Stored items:

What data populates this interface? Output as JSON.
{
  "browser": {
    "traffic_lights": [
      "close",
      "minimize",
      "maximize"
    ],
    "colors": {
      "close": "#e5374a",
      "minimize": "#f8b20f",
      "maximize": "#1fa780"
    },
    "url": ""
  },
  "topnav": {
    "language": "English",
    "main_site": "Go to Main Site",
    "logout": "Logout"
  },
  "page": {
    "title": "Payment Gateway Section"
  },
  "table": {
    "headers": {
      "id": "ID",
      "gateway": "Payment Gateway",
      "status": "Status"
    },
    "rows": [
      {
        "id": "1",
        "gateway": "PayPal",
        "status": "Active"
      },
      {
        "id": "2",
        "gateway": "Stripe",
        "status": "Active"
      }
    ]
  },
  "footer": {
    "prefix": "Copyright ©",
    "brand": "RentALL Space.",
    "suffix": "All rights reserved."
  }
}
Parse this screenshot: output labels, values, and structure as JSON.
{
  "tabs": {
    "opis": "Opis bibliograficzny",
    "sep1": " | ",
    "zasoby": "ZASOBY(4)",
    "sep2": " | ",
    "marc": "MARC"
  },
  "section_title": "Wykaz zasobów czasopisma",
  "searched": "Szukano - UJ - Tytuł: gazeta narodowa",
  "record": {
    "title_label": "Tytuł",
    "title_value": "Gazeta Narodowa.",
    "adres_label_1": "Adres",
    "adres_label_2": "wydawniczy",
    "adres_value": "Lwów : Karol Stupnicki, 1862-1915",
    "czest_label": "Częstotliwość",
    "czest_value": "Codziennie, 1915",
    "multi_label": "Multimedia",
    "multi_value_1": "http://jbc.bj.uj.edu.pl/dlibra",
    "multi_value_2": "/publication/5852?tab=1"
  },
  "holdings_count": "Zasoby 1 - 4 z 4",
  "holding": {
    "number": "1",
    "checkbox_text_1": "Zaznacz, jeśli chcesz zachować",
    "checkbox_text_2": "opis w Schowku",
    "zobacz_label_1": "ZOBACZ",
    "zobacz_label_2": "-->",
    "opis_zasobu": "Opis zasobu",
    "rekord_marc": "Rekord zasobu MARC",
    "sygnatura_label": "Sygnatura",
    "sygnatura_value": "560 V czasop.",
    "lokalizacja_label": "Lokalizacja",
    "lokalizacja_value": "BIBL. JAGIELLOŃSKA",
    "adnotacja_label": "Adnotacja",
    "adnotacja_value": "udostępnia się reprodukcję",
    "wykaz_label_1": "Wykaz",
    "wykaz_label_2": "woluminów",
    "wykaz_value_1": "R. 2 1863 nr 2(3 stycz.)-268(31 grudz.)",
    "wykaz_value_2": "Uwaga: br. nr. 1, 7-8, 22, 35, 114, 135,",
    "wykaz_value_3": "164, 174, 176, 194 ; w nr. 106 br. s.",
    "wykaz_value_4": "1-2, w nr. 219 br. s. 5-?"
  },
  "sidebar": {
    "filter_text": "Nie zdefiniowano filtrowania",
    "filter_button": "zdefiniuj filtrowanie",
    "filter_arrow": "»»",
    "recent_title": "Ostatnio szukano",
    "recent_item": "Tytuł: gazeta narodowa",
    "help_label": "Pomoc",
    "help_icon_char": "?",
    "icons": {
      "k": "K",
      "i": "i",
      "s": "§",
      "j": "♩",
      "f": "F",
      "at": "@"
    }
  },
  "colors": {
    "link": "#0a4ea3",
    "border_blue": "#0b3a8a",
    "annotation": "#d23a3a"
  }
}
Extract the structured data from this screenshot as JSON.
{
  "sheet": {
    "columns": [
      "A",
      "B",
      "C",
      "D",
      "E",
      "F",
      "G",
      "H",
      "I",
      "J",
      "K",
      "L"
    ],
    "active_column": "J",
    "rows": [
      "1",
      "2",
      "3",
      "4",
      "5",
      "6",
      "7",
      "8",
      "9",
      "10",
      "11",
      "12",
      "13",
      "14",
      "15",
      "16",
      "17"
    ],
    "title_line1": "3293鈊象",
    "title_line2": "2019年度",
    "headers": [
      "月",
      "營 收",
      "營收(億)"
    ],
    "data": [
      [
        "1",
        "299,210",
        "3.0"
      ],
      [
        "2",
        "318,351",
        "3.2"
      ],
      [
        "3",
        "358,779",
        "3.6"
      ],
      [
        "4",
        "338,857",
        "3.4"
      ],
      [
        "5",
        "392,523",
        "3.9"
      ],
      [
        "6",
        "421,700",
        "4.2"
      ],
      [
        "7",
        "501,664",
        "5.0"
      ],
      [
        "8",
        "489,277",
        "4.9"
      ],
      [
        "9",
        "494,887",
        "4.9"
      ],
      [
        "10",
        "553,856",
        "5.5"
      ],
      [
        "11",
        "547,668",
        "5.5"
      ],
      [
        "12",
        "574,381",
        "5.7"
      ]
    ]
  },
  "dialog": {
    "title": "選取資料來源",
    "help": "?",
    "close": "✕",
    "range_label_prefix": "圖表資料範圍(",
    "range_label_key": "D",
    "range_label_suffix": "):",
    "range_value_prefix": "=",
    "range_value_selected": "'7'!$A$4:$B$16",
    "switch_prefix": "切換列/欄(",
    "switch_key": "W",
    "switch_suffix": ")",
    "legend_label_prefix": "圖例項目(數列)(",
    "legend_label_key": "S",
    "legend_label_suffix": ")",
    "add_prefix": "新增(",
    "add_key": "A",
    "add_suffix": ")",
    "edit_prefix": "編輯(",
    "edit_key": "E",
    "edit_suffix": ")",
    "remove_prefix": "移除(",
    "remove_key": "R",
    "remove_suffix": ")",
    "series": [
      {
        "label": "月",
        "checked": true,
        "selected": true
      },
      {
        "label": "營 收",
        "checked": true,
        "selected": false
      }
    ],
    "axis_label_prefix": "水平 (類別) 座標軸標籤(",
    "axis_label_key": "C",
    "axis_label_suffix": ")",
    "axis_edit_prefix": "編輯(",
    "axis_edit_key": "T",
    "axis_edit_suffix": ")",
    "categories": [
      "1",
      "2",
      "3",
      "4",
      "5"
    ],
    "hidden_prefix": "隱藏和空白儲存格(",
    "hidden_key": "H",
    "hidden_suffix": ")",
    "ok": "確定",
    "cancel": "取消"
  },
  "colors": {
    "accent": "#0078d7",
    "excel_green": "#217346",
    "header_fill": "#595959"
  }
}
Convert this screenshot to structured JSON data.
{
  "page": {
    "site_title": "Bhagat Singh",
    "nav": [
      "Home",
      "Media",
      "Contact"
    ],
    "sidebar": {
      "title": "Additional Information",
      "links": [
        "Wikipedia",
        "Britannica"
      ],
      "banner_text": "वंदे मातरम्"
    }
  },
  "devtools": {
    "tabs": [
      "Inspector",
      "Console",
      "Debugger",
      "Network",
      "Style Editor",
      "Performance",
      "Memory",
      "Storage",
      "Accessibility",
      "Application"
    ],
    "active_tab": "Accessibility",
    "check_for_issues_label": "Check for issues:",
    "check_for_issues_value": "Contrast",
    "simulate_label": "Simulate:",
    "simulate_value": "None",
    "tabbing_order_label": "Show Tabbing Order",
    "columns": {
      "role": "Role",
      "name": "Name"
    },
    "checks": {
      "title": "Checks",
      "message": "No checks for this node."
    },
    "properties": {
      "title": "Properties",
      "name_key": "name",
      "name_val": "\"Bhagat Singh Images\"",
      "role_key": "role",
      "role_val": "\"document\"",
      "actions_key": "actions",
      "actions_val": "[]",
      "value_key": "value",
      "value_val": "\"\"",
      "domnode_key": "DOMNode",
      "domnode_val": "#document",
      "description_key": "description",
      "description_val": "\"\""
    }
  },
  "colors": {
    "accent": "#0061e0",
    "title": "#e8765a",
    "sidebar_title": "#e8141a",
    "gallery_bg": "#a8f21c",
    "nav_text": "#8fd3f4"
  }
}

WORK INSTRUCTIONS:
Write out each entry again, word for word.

OUTPUT OF THE EXERCISE:
What data populates this interface? Output as JSON.
{
  "browser": {
    "traffic_lights": [
      "close",
      "minimize",
      "maximize"
    ],
    "colors": {
      "close": "#e5374a",
      "minimize": "#f8b20f",
      "maximize": "#1fa780"
    },
    "url": ""
  },
  "topnav": {
    "language": "English",
    "main_site": "Go to Main Site",
    "logout": "Logout"
  },
  "page": {
    "title": "Payment Gateway Section"
  },
  "table": {
    "headers": {
      "id": "ID",
      "gateway": "Payment Gateway",
      "status": "Status"
    },
    "rows": [
      {
        "id": "1",
        "gateway": "PayPal",
        "status": "Active"
      },
      {
        "id": "2",
        "gateway": "Stripe",
        "status": "Active"
      }
    ]
  },
  "footer": {
    "prefix": "Copyright ©",
    "brand": "RentALL Space.",
    "suffix": "All rights reserved."
  }
}
Parse this screenshot: output labels, values, and structure as JSON.
{
  "tabs": {
    "opis": "Opis bibliograficzny",
    "sep1": " | ",
    "zasoby": "ZASOBY(4)",
    "sep2": " | ",
    "marc": "MARC"
  },
  "section_title": "Wykaz zasobów czasopisma",
  "searched": "Szukano - UJ - Tytuł: gazeta narodowa",
  "record": {
    "title_label": "Tytuł",
    "title_value": "Gazeta Narodowa.",
    "adres_label_1": "Adres",
    "adres_label_2": "wydawniczy",
    "adres_value": "Lwów : Karol Stupnicki, 1862-1915",
    "czest_label": "Częstotliwość",
    "czest_value": "Codziennie, 1915",
    "multi_label": "Multimedia",
    "multi_value_1": "http://jbc.bj.uj.edu.pl/dlibra",
    "multi_value_2": "/publication/5852?tab=1"
  },
  "holdings_count": "Zasoby 1 - 4 z 4",
  "holding": {
    "number": "1",
    "checkbox_text_1": "Zaznacz, jeśli chcesz zachować",
    "checkbox_text_2": "opis w Schowku",
    "zobacz_label_1": "ZOBACZ",
    "zobacz_label_2": "-->",
    "opis_zasobu": "Opis zasobu",
    "rekord_marc": "Rekord zasobu MARC",
    "sygnatura_label": "Sygnatura",
    "sygnatura_value": "560 V czasop.",
    "lokalizacja_label": "Lokalizacja",
    "lokalizacja_value": "BIBL. JAGIELLOŃSKA",
    "adnotacja_label": "Adnotacja",
    "adnotacja_value": "udostępnia się reprodukcję",
    "wykaz_label_1": "Wykaz",
    "wykaz_label_2": "woluminów",
    "wykaz_value_1": "R. 2 1863 nr 2(3 stycz.)-268(31 grudz.)",
    "wykaz_value_2": "Uwaga: br. nr. 1, 7-8, 22, 35, 114, 135,",
    "wykaz_value_3": "164, 174, 176, 194 ; w nr. 106 br. s.",
    "wykaz_value_4": "1-2, w nr. 219 br. s. 5-?"
  },
  "sidebar": {
    "filter_text": "Nie zdefiniowano filtrowania",
    "filter_button": "zdefiniuj filtrowanie",
    "filter_arrow": "»»",
    "recent_title": "Ostatnio szukano",
    "recent_item": "Tytuł: gazeta narodowa",
    "help_label": "Pomoc",
    "help_icon_char": "?",
    "icons": {
      "k": "K",
      "i": "i",
      "s": "§",
      "j": "♩",
      "f": "F",
      "at": "@"
    }
  },
  "colors": {
    "link": "#0a4ea3",
    "border_blue": "#0b3a8a",
    "annotation": "#d23a3a"
  }
}
Extract the structured data from this screenshot as JSON.
{
  "sheet": {
    "columns": [
      "A",
      "B",
      "C",
      "D",
      "E",
      "F",
      "G",
      "H",
      "I",
      "J",
      "K",
      "L"
    ],
    "active_column": "J",
    "rows": [
      "1",
      "2",
      "3",
      "4",
      "5",
      "6",
      "7",
      "8",
      "9",
      "10",
      "11",
      "12",
      "13",
      "14",
      "15",
      "16",
      "17"
    ],
    "title_line1": "3293鈊象",
    "title_line2": "2019年度",
    "headers": [
      "月",
      "營 收",
      "營收(億)"
    ],
    "data": [
      [
        "1",
        "299,210",
        "3.0"
      ],
      [
        "2",
        "318,351",
        "3.2"
      ],
      [
        "3",
        "358,779",
        "3.6"
      ],
      [
        "4",
        "338,857",
        "3.4"
      ],
      [
        "5",
        "392,523",
        "3.9"
      ],
      [
        "6",
        "421,700",
        "4.2"
      ],
      [
        "7",
        "501,664",
        "5.0"
      ],
      [
        "8",
        "489,277",
        "4.9"
      ],
      [
        "9",
        "494,887",
        "4.9"
      ],
      [
        "10",
        "553,856",
        "5.5"
      ],
      [
        "11",
        "547,668",
        "5.5"
      ],
      [
        "12",
        "574,381",
        "5.7"
      ]
    ]
  },
  "dialog": {
    "title": "選取資料來源",
    "help": "?",
    "close": "✕",
    "range_label_prefix": "圖表資料範圍(",
    "range_label_key": "D",
    "range_label_suffix": "):",
    "range_value_prefix": "=",
    "range_value_selected": "'7'!$A$4:$B$16",
    "switch_prefix": "切換列/欄(",
    "switch_key": "W",
    "switch_suffix": ")",
    "legend_label_prefix": "圖例項目(數列)(",
    "legend_label_key": "S",
    "legend_label_suffix": ")",
    "add_prefix": "新增(",
    "add_key": "A",
    "add_suffix": ")",
    "edit_prefix": "編輯(",
    "edit_key": "E",
    "edit_suffix": ")",
    "remove_prefix": "移除(",
    "remove_key": "R",
    "remove_suffix": ")",
    "series": [
      {
        "label": "月",
        "checked": true,
        "selected": true
      },
      {
        "label": "營 收",
        "checked": true,
        "selected": false
      }
    ],
    "axis_label_prefix": "水平 (類別) 座標軸標籤(",
    "axis_label_key": "C",
    "axis_label_suffix": ")",
    "axis_edit_prefix": "編輯(",
    "axis_edit_key": "T",
    "axis_edit_suffix": ")",
    "categories": [
      "1",
      "2",
      "3",
      "4",
      "5"
    ],
    "hidden_prefix": "隱藏和空白儲存格(",
    "hidden_key": "H",
    "hidden_suffix": ")",
    "ok": "確定",
    "cancel": "取消"
  },
  "colors": {
    "accent": "#0078d7",
    "excel_green": "#217346",
    "header_fill": "#595959"
  }
}
Convert this screenshot to structured JSON data.
{
  "page": {
    "site_title": "Bhagat Singh",
    "nav": [
      "Home",
      "Media",
      "Contact"
    ],
    "sidebar": {
      "title": "Additional Information",
      "links": [
        "Wikipedia",
        "Britannica"
      ],
      "banner_text": "वंदे मातरम्"
    }
  },
  "devtools": {
    "tabs": [
      "Inspector",
      "Console",
      "Debugger",
      "Network",
      "Style Editor",
      "Performance",
      "Memory",
      "Storage",
      "Accessibility",
      "Application"
    ],
    "active_tab": "Accessibility",
    "check_for_issues_label": "Check for issues:",
    "check_for_issues_value": "Contrast",
    "simulate_label": "Simulate:",
    "simulate_value": "None",
    "tabbing_order_label": "Show Tabbing Order",
    "columns": {
      "role": "Role",
      "name": "Name"
    },
    "checks": {
      "title": "Checks",
      "message": "No checks for this node."
    },
    "properties": {
      "title": "Properties",
      "name_key": "name",
      "name_val": "\"Bhagat Singh Images\"",
      "role_key": "role",
      "role_val": "\"document\"",
      "actions_key": "actions",
      "actions_val": "[]",
      "value_key": "value",
      "value_val": "\"\"",
      "domnode_key": "DOMNode",
      "domnode_val": "#document",
      "description_key": "description",
      "description_val": "\"\""
    }
  },
  "colors": {
    "accent": "#0061e0",
    "title": "#e8765a",
    "sidebar_title": "#e8141a",
    "gallery_bg": "#a8f21c",
    "nav_text": "#8fd3f4"
  }
}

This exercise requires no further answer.